Armed with his recordings of Koos, and determined to give his friend a fitting send off, Hanyo began work on a new album. But without Koos’ input the sounds wouldn’t come easily. “I’m in my studio and of course I was missing my man,” Hanyo tells me. “I find myself saying ‘Man, where are you? Usually I know where you are and now I’ve no clue. What’s up? Are you OK?’ Then I go to bed and I have this dream where I see him, and he just shows me growing vines reaching out to find each other, connecting everything. And then he says this line to me: ‘Everything is intuitive vegetable intelligence.’”
Now plant neurobiology is a pretty complex field, and I’m not about to wade into the fierce vegetable consciousness debate here (much as I’d love to). The dream is more important for its demonstration of Hanyo’s sincere spirituality, the profound connection he feels not just to Koos, but to all living things. And though I’m wary of Hanyo’s warning about looking too deeply for ‘a concept,’ I suspect it’s this trait that suffuses Travel in Peace - the album that lays this iteration of the CHI entity to rest - with the same eyelid-drooping, trance-inducing flavours as were found on that very first cassette.

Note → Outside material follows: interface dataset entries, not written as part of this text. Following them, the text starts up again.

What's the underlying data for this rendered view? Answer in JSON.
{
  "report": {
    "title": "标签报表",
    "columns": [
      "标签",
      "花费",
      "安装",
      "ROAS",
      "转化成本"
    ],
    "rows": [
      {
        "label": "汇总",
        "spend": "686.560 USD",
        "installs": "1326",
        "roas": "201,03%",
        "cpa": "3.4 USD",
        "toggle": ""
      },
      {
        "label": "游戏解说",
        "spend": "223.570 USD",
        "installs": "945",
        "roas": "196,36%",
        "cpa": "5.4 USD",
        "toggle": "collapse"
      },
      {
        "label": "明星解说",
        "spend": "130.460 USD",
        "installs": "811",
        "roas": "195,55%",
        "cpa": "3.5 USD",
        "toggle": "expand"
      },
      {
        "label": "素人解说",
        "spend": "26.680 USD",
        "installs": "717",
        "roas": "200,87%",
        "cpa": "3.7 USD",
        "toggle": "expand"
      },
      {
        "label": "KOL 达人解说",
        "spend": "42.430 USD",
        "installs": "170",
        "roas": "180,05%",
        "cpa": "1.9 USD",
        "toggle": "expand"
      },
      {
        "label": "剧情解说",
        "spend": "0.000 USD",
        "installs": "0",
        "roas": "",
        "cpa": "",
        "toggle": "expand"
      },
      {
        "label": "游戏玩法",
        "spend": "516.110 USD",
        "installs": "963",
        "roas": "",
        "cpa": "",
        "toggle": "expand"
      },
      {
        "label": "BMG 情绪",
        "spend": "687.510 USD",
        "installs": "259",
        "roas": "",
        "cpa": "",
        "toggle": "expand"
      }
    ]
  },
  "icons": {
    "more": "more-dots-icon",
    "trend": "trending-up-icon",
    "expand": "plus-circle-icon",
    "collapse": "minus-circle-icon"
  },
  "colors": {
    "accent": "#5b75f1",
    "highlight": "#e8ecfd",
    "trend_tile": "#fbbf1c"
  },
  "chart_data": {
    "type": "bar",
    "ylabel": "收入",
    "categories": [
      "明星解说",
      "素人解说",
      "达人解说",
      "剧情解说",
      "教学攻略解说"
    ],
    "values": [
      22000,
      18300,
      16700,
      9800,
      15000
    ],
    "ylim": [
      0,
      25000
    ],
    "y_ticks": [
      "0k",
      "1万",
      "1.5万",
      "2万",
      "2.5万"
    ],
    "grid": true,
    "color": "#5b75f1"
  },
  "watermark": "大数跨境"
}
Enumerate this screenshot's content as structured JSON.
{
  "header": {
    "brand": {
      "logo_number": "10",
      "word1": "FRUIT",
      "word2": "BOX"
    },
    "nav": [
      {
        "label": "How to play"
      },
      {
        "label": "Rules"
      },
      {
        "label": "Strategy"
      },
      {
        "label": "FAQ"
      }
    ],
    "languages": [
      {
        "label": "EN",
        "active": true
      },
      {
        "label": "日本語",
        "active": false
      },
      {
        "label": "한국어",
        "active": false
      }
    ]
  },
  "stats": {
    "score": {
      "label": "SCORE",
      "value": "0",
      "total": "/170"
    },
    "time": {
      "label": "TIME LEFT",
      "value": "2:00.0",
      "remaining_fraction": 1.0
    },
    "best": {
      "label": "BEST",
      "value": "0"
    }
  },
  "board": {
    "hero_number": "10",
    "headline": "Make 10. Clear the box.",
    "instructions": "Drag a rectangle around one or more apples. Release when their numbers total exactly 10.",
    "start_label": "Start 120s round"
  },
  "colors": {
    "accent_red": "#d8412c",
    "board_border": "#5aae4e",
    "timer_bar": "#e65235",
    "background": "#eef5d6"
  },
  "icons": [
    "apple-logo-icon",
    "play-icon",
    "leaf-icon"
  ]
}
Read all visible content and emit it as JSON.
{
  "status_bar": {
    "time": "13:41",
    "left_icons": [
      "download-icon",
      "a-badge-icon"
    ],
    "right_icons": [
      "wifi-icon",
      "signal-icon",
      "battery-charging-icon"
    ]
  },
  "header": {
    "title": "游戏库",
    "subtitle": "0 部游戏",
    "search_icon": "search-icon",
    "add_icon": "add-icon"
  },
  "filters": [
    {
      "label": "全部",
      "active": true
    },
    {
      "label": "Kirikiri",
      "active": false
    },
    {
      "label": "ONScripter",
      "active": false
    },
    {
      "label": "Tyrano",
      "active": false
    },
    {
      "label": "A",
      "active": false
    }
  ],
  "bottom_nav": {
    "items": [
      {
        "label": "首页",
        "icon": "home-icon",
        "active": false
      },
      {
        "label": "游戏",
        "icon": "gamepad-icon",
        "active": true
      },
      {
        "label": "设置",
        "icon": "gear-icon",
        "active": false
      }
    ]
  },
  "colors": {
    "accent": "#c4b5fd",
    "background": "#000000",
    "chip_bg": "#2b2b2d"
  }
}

Hanyo and Jacobus celebrating the release of The Bamboo recordings, Patmos 2016 (©Hanyo van Oosterom)
Travel in Peace sounds like an acid flashback being played at half-speed. The guitars, synths and distant mantras cut straight to the pineal, as does the percussion; sometimes cavernous, sometimes intimate, always hinting at a higher purpose. The faint recordings of Koos are used on ‘Santa Fe’ and ‘Last Breath’, but his contributions are there to be felt as much as heard. There are passages of acoustic, almost freak folk-like tenderness, and others where distant clanking and unsettling piano lines cloud the atmosphere with sinister uncertainty. This breadth of emotion is key to Hanyo’s creative philosophy, as he explains, “I try to include everything. I don’t judge the elements or select certain ones, I want the full spectrum, light and darkness. That’s the idea of making music: to create harmony from something.”
Such is his approach to life too: “In yourself, also, you will find darker emotions. We usually hide them but it’s better to study them, embrace them, accept them, love them. Then you create balance.” Hanyo’s holistic outlook is infectious. His happy acceptance, even appreciation, of the universe’s capricious nature feels reassuring and timely. “People like to try and do something special with their life, to do something great, but it doesn’t have to be great or special - it’s life, it’s natural, and you can enjoy it.”
Tell you what, it's a whole lot easier to enjoy it when the music sounds good.
Listen and download the previously unreleased track New Garden by Hanyo on our Soundcloud.